If you want to know more about the preacher, then the church’s website is:  http://www.houseofhopeatl.org/

Thank you SCOTUS

What happens when politicians are allowed to draw their own voting district maps.

 

What is, in my opinion, the most important ruling to come from this year’s Supreme Court session has barely registered a blip on the media radar.  Since it involves a rather mundane topic, it doesn’t garner the headlines like the PPACA or same-sex marriage does.  However, the ruling in Arizona State Legislature v. Arizona Independent Redistricting Commission, No. 13-1314 can and should have a far-reaching and long-term impact on the political process in America.

This case ruled affirmatively that commissions voted on by the people are constitutional when it comes to drawing up redistricting maps.  Given how politicians are laser-like focused on protecting their own asses and their party’s rule, this is a step towards returning this country to a representative democracy.  What we have now is an absurd joke.  I remember reading a post from Nate Silver’s 538 Blog years ago how we’ve gone from more than 100 competitive House districts in the 1992 election to around 30 twenty years later.  That’s the long-term effect of gerrymandering.

This is the best explanation of gerrymandering you will ever see

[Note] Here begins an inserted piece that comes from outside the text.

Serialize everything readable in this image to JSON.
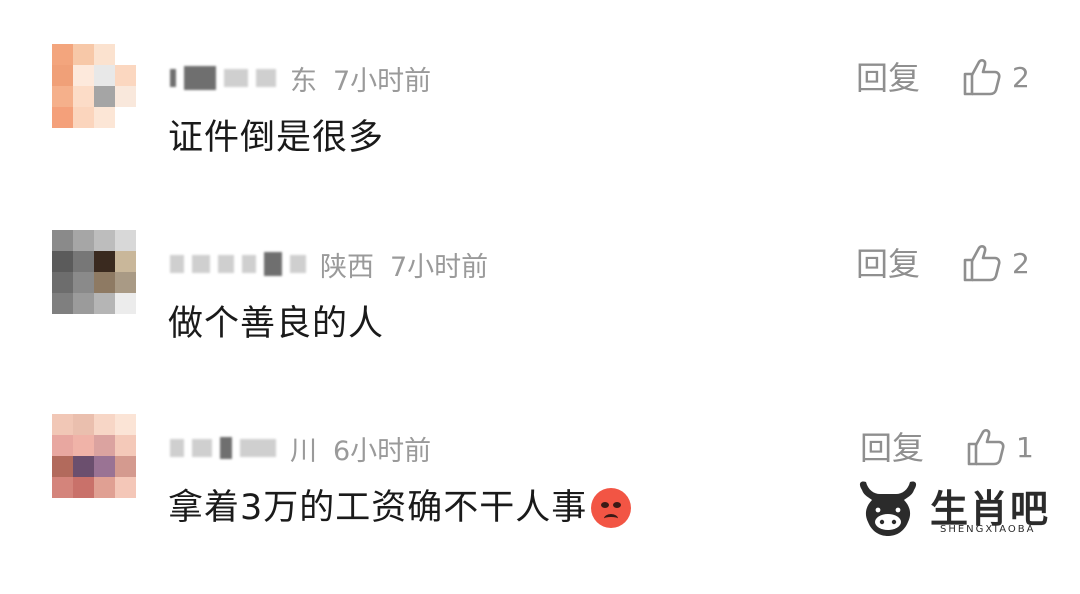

I’m both surprised and appalled that nobody’s really been celebrating this ruling.  I’m surprised because this topic isn’t as glamorous as health care or same-sex marriage.  There hasn’t been the constant drumbeat in the media over the redistricting process, unlike the two aforementioned issues.  Redistricting is something that’s usually done behind closed doors and out of the public eye, and that has to change if we’re going to return to a government that works for the people instead of against the people.

I’m appalled for the very same reasons.  People should give a damn about how their voting districts are carved up.  They should be concerned when politicians move the maps around to concentrate a particular voting bloc to one district.  It may very well help “your team” this time, but it may be your ox being gored on the next go around.  I personally don’t think any politician should have a “comfortable seat” because that removes the incentive for them to represent ALL voters in their districts.  When a politician sits in a district filled with more of his own voters, he will tend to ignore or neglect those who wouldn’t vote for him anyway.  That’s wrong because whether a person votes for you or not, you are still their elected representative in Washington D.C.

I tip my hat to the SCOTUS on this decision.  I think this will decision will go a long way towards giving people a true voice in D.C. now.  At the same time, I expect this to be swept under the rug as quickly as possible.  If the voters in all states jumped on this bandwagon, it would be an effective countermeasure to the financial arms race going on to elect people beholden to monied partisan interest groups and individuals.  These types of commissions should be the law of the land to give American voters confidence that their elected representatives will better represent the people who elected them as opposed to those who lined their campaign coffers.  The party apparatus will undoubtedly loathe this decision because it takes power from them and gives it to the voters instead.